◆ Your task
Figure out the number of lines in the data that hold the string "source". Reply with that figure only.

◆ Provided information
[Start of section]

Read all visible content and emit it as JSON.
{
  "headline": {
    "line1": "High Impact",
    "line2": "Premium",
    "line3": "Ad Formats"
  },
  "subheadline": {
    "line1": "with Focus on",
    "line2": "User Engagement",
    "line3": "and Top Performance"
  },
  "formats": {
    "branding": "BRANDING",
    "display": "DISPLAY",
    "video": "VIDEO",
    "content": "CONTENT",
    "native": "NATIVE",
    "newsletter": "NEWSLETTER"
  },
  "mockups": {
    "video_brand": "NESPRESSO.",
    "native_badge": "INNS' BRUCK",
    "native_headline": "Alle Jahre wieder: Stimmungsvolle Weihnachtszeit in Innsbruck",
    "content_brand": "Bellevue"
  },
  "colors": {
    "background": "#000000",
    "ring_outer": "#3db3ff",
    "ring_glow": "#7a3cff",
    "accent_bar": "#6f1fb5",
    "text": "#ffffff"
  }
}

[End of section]
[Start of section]

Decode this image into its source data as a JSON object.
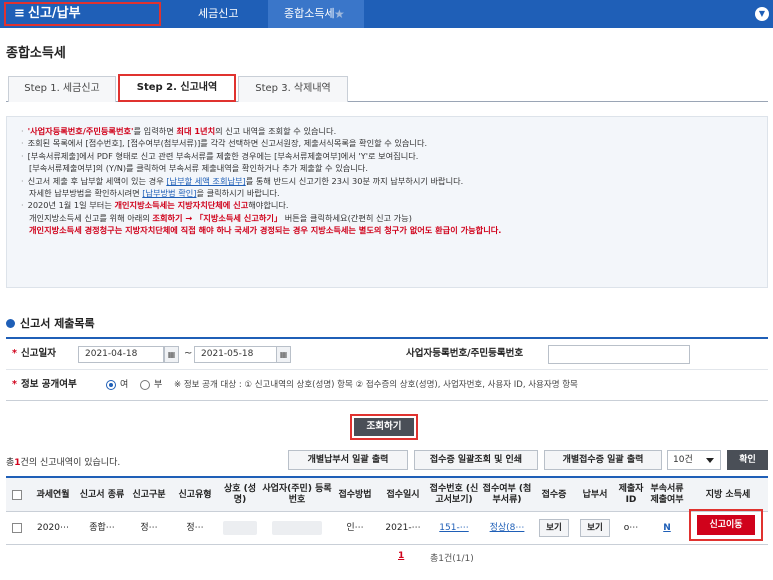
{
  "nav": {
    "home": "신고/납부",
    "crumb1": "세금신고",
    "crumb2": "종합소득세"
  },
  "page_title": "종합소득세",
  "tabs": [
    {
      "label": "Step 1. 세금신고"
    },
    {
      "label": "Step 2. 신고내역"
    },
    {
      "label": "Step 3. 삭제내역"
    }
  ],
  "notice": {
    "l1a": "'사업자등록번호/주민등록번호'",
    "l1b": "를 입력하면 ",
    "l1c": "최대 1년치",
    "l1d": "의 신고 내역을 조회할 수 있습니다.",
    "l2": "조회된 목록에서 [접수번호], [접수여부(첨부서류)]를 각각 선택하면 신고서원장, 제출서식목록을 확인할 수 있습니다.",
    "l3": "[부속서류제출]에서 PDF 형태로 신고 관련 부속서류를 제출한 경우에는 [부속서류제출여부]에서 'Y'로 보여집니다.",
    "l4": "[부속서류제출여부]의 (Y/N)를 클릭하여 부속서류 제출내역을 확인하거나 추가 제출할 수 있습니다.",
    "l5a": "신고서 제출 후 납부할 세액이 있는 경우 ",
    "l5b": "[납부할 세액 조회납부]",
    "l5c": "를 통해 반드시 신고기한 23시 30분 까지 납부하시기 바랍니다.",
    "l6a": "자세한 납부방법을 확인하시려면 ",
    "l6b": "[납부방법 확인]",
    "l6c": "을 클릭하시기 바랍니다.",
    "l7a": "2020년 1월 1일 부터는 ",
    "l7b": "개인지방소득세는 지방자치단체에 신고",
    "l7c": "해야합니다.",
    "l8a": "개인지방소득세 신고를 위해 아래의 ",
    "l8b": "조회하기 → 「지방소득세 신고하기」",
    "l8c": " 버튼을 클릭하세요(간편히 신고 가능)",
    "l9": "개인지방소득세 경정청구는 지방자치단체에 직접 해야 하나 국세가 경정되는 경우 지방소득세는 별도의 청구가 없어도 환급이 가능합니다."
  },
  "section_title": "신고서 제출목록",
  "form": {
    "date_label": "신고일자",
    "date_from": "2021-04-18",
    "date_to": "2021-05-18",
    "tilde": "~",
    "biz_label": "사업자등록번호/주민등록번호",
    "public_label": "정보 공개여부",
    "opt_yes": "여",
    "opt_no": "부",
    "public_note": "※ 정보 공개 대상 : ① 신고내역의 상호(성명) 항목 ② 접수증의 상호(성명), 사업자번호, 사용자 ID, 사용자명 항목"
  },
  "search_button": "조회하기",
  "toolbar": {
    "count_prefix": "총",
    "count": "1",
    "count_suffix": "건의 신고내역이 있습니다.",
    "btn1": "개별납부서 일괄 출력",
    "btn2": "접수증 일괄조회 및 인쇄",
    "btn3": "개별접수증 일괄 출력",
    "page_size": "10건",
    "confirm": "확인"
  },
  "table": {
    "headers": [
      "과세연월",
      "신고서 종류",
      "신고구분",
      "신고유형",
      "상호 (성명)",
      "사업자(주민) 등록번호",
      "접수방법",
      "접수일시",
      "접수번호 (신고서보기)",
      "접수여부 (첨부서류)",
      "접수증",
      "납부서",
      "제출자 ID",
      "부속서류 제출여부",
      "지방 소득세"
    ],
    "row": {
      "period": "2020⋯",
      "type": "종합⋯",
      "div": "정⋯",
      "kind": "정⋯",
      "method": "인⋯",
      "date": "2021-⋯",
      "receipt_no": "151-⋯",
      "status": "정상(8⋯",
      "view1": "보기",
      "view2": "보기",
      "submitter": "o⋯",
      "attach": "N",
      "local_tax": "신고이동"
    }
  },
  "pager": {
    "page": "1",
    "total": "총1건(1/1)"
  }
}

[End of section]
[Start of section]

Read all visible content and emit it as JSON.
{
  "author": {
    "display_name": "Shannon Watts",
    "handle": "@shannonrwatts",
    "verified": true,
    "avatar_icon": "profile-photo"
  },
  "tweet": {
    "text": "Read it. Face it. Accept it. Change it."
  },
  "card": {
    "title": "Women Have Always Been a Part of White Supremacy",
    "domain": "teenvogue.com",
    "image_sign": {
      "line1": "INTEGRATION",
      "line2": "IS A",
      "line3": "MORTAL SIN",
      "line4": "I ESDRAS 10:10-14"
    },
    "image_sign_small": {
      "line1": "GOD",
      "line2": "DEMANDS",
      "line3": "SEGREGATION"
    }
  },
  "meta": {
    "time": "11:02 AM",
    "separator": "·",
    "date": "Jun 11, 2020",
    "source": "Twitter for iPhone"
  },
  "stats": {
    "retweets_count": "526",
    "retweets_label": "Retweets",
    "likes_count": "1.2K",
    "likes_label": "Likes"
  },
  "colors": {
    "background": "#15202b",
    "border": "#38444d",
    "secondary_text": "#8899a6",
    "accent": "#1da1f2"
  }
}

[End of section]

◆ Output for this task
2